**What the exercise asks**
Reproduce every record below exactly, with the pictures left out.

Items from a data source
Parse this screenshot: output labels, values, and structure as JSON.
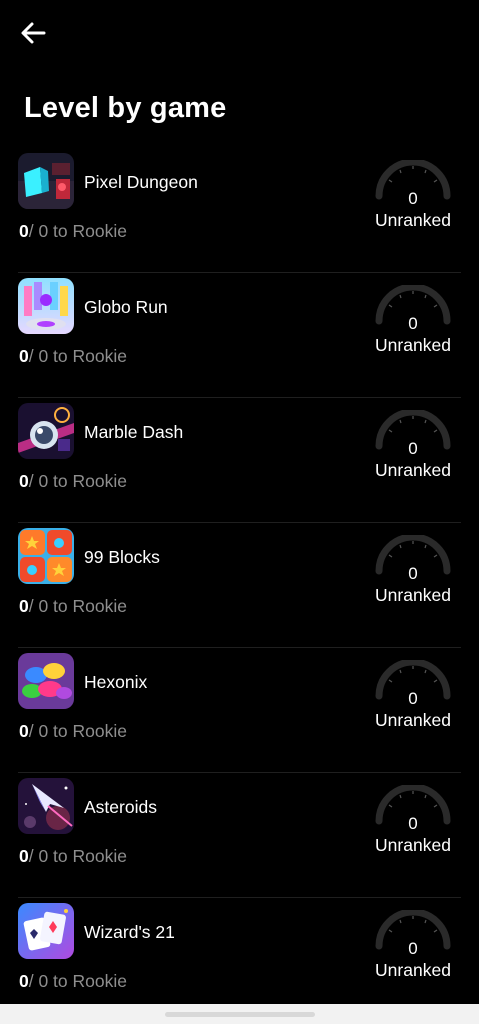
{
  "header": {
    "title": "Level by game"
  },
  "games": [
    {
      "name": "Pixel Dungeon",
      "current": "0",
      "progress_rest": "/ 0 to Rookie",
      "score": "0",
      "rank": "Unranked",
      "icon": "pixel-dungeon-icon"
    },
    {
      "name": "Globo Run",
      "current": "0",
      "progress_rest": "/ 0 to Rookie",
      "score": "0",
      "rank": "Unranked",
      "icon": "globo-run-icon"
    },
    {
      "name": "Marble Dash",
      "current": "0",
      "progress_rest": "/ 0 to Rookie",
      "score": "0",
      "rank": "Unranked",
      "icon": "marble-dash-icon"
    },
    {
      "name": "99 Blocks",
      "current": "0",
      "progress_rest": "/ 0 to Rookie",
      "score": "0",
      "rank": "Unranked",
      "icon": "99-blocks-icon"
    },
    {
      "name": "Hexonix",
      "current": "0",
      "progress_rest": "/ 0 to Rookie",
      "score": "0",
      "rank": "Unranked",
      "icon": "hexonix-icon"
    },
    {
      "name": "Asteroids",
      "current": "0",
      "progress_rest": "/ 0 to Rookie",
      "score": "0",
      "rank": "Unranked",
      "icon": "asteroids-icon"
    },
    {
      "name": "Wizard's 21",
      "current": "0",
      "progress_rest": "/ 0 to Rookie",
      "score": "0",
      "rank": "Unranked",
      "icon": "wizards-21-icon"
    }
  ],
  "colors": {
    "background": "#000000",
    "muted_text": "#8e8e8e",
    "gauge_track": "#2a2a2a"
  }
}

**Output of the task**
Parse this screenshot: output labels, values, and structure as JSON.
{
  "header": {
    "title": "Level by game"
  },
  "games": [
    {
      "name": "Pixel Dungeon",
      "current": "0",
      "progress_rest": "/ 0 to Rookie",
      "score": "0",
      "rank": "Unranked",
      "icon": "pixel-dungeon-icon"
    },
    {
      "name": "Globo Run",
      "current": "0",
      "progress_rest": "/ 0 to Rookie",
      "score": "0",
      "rank": "Unranked",
      "icon": "globo-run-icon"
    },
    {
      "name": "Marble Dash",
      "current": "0",
      "progress_rest": "/ 0 to Rookie",
      "score": "0",
      "rank": "Unranked",
      "icon": "marble-dash-icon"
    },
    {
      "name": "99 Blocks",
      "current": "0",
      "progress_rest": "/ 0 to Rookie",
      "score": "0",
      "rank": "Unranked",
      "icon": "99-blocks-icon"
    },
    {
      "name": "Hexonix",
      "current": "0",
      "progress_rest": "/ 0 to Rookie",
      "score": "0",
      "rank": "Unranked",
      "icon": "hexonix-icon"
    },
    {
      "name": "Asteroids",
      "current": "0",
      "progress_rest": "/ 0 to Rookie",
      "score": "0",
      "rank": "Unranked",
      "icon": "asteroids-icon"
    },
    {
      "name": "Wizard's 21",
      "current": "0",
      "progress_rest": "/ 0 to Rookie",
      "score": "0",
      "rank": "Unranked",
      "icon": "wizards-21-icon"
    }
  ],
  "colors": {
    "background": "#000000",
    "muted_text": "#8e8e8e",
    "gauge_track": "#2a2a2a"
  }
}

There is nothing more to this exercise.